> Task objective
From the entries that follow, pick out all lines holding "icon".

> Provided entries
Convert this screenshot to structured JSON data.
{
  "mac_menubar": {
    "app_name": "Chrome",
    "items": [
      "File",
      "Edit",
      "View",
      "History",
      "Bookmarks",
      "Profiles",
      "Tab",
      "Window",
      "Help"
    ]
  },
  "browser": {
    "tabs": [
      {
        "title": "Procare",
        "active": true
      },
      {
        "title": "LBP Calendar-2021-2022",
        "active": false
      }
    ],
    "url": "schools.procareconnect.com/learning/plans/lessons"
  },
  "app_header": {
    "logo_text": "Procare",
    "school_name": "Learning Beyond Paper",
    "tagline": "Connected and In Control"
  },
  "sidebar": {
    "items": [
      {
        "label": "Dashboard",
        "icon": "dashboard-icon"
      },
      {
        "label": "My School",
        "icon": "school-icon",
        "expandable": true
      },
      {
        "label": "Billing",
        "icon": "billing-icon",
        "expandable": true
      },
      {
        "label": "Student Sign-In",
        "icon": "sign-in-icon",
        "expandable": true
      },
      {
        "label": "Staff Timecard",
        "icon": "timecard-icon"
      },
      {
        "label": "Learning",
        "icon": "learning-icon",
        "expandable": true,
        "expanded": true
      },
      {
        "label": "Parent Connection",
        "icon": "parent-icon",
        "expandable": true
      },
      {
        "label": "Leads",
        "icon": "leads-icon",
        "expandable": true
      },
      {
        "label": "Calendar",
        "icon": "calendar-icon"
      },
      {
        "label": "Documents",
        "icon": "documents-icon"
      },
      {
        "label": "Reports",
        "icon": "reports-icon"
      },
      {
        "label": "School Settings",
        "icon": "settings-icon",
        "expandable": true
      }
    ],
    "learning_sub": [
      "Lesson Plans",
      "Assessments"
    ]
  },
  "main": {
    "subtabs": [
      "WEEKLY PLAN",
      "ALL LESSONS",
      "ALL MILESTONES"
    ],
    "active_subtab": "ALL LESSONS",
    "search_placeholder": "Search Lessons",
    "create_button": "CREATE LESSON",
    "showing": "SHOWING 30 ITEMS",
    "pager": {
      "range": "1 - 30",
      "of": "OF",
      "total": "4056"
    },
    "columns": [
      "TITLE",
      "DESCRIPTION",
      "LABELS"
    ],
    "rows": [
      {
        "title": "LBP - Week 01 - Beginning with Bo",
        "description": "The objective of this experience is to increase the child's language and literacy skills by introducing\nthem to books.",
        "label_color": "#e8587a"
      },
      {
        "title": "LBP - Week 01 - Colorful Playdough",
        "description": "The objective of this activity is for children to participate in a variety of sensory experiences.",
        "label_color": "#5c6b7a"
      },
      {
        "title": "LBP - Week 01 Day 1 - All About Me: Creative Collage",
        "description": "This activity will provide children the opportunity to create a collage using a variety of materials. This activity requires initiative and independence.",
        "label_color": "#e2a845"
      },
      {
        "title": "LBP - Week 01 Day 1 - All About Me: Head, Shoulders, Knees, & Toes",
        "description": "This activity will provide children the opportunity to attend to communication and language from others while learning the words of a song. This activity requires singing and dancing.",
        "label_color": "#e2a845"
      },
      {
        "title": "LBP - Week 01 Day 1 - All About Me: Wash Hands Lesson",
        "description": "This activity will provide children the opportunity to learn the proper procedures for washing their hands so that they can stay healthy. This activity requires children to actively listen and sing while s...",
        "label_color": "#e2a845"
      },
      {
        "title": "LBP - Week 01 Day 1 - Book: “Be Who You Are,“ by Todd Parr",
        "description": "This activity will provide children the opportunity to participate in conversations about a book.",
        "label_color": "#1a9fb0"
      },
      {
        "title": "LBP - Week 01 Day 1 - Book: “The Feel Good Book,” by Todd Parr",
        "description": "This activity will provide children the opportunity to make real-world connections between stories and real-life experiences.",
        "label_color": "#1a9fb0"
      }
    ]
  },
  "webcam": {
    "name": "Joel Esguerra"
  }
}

> Answer area
        "icon": "dashboard-icon"
        "icon": "school-icon",
        "icon": "billing-icon",
        "icon": "sign-in-icon",
        "icon": "timecard-icon"
        "icon": "learning-icon",
        "icon": "parent-icon",
        "icon": "leads-icon",
        "icon": "calendar-icon"
        "icon": "documents-icon"
        "icon": "reports-icon"
        "icon": "settings-icon",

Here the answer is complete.